Your task:
Only a number is wanted here: the number of lines of the data that include "title".

BEGIN

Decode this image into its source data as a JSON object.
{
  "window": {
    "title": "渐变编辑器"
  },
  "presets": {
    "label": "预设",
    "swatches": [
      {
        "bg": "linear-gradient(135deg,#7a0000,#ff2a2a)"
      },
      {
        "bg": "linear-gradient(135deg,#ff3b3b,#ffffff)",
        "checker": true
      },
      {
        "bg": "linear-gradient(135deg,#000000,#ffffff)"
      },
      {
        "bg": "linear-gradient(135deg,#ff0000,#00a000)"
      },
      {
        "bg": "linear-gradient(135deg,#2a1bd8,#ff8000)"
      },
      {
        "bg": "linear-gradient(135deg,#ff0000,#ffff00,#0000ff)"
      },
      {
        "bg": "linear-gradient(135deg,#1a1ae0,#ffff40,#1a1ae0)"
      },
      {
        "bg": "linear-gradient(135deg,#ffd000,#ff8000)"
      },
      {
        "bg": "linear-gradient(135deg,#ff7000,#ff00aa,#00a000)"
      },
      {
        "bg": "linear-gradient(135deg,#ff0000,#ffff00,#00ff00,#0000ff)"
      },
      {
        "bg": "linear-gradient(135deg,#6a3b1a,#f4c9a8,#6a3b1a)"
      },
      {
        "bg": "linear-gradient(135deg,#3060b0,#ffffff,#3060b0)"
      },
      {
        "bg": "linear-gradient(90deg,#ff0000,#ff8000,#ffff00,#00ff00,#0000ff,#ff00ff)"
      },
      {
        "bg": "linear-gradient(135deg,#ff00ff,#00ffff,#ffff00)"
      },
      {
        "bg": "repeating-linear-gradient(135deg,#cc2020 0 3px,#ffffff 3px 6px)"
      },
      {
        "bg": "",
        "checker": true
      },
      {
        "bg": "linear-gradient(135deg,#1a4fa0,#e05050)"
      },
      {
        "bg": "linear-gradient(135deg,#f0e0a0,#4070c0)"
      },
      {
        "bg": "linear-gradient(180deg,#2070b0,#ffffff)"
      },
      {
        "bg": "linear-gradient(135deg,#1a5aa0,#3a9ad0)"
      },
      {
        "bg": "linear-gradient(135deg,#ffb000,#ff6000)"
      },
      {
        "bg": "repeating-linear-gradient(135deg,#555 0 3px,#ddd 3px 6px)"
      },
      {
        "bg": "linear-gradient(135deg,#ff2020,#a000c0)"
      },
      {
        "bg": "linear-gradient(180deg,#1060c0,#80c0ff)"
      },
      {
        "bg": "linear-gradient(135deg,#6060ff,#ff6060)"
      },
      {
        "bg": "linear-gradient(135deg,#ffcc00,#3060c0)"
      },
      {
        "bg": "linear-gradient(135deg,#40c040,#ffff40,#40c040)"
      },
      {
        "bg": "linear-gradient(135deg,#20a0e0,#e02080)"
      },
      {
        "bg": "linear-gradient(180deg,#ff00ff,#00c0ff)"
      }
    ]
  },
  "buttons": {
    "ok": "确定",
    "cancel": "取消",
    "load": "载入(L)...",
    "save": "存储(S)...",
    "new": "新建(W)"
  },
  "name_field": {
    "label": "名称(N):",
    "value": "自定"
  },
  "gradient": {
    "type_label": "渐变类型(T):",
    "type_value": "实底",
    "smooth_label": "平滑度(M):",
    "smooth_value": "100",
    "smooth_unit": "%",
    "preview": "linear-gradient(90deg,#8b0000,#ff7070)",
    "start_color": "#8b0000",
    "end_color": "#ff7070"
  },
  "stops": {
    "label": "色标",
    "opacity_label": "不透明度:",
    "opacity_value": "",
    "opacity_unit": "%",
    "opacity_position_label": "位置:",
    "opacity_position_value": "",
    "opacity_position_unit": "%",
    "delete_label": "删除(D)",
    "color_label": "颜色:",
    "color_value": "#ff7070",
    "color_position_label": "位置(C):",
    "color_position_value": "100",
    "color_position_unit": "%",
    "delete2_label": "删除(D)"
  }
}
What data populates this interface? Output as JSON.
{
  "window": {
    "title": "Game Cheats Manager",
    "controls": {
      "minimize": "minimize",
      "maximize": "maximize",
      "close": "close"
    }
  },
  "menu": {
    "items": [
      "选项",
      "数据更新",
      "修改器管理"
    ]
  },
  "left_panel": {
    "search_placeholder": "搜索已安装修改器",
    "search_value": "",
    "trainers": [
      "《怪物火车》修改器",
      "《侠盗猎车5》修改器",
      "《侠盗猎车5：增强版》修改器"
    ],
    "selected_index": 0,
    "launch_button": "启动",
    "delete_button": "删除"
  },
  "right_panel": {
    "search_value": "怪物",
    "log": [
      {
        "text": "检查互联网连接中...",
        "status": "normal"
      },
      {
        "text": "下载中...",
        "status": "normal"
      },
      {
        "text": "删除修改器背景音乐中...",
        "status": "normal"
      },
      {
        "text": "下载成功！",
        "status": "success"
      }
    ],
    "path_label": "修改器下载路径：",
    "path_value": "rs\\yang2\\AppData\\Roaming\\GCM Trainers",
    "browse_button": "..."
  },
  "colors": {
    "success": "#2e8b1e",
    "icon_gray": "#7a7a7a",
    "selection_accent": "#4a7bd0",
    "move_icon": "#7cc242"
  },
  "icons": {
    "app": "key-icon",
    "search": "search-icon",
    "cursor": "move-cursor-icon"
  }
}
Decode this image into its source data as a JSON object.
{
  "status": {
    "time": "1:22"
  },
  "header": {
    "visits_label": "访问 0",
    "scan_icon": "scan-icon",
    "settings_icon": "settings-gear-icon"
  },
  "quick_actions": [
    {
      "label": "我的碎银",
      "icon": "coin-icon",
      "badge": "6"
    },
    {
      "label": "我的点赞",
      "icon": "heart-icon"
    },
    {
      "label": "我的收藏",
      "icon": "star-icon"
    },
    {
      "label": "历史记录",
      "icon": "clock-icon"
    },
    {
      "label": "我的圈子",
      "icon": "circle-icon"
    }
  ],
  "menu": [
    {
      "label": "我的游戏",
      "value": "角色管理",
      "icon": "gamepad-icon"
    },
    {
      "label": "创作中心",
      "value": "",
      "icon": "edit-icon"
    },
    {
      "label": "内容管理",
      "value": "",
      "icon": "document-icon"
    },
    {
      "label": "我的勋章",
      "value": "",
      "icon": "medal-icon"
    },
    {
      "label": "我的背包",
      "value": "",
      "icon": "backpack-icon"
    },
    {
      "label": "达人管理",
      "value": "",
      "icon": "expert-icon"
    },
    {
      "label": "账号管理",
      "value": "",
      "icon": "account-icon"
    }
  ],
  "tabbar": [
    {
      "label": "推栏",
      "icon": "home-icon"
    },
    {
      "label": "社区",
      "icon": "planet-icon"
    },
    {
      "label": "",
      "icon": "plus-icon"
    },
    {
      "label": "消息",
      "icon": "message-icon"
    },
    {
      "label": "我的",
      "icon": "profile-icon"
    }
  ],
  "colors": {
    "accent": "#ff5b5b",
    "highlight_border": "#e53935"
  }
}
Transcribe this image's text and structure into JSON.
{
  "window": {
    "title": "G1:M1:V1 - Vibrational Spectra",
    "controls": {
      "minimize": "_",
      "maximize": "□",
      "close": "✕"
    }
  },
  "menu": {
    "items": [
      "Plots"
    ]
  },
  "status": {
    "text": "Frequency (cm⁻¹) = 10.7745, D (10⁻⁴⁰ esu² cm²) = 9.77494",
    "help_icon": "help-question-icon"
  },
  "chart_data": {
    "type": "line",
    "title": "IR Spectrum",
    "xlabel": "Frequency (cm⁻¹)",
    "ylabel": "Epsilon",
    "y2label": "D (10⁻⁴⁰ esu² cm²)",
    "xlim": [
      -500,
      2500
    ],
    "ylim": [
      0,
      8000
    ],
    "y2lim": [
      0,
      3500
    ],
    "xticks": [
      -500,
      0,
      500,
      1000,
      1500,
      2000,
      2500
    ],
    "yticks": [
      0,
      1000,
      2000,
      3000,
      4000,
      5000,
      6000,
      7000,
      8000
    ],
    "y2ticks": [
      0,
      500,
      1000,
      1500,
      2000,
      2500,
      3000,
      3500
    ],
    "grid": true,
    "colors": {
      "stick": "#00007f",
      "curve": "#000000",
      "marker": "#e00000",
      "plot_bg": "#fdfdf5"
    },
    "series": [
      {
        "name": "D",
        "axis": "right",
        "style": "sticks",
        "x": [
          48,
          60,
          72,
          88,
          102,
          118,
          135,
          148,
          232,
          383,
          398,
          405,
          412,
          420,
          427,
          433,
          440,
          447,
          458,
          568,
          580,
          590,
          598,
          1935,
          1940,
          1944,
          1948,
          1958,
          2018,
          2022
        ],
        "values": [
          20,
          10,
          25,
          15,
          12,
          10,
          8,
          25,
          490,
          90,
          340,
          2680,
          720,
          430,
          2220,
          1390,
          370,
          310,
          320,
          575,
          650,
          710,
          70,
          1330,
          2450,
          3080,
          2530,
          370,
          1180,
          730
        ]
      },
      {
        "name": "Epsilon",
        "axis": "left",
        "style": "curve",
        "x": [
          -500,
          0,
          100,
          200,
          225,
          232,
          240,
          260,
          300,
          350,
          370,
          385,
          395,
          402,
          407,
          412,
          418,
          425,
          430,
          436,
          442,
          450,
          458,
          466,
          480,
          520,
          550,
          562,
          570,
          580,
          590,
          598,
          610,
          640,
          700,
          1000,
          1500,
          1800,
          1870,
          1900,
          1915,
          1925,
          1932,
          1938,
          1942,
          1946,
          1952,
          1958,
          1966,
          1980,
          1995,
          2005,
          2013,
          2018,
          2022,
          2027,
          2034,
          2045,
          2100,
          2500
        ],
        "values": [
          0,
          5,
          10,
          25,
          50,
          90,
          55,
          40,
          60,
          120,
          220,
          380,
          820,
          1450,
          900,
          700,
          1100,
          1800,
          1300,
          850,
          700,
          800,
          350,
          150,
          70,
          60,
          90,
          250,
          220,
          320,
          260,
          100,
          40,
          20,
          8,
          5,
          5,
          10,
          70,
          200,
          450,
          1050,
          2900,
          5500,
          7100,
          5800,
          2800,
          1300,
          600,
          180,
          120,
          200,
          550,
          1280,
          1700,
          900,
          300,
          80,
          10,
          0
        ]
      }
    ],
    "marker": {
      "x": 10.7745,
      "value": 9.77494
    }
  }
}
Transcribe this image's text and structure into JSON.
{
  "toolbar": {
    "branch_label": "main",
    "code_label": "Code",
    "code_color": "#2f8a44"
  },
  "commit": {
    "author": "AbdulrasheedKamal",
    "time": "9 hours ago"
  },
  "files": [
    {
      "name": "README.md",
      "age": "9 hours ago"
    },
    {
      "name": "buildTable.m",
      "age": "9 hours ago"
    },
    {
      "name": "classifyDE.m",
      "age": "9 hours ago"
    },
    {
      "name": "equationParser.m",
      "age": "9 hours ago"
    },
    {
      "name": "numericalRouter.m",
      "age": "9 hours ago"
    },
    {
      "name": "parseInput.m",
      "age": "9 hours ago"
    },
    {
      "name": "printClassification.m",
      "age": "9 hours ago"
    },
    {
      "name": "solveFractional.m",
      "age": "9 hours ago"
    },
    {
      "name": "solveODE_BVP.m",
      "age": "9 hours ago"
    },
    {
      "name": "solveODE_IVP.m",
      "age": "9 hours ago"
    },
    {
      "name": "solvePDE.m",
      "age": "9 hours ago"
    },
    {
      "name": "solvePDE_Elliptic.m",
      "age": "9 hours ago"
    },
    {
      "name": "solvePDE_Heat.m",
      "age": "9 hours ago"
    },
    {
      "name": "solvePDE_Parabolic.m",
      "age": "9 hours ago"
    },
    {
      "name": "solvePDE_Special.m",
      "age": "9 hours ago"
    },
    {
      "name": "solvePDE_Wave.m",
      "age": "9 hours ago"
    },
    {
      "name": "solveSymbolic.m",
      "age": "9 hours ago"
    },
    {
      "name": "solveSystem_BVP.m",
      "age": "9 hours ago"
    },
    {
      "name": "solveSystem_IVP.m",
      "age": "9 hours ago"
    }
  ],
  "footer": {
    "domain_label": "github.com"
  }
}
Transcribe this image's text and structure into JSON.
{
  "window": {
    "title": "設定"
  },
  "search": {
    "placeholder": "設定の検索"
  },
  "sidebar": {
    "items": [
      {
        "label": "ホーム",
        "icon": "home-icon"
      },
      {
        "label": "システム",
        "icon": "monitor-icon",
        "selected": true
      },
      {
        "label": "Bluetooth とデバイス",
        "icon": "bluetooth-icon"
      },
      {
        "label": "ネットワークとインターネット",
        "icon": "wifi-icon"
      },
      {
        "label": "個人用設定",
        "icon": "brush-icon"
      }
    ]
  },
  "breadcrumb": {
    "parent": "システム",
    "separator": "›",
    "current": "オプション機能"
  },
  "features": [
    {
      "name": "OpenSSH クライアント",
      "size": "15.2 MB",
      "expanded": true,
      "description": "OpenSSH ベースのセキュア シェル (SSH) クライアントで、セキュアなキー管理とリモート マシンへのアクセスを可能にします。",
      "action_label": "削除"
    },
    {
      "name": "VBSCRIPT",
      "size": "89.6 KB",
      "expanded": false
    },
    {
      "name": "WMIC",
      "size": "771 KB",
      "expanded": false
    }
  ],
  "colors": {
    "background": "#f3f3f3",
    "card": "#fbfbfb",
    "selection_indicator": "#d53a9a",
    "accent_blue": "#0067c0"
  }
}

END

Response area:
5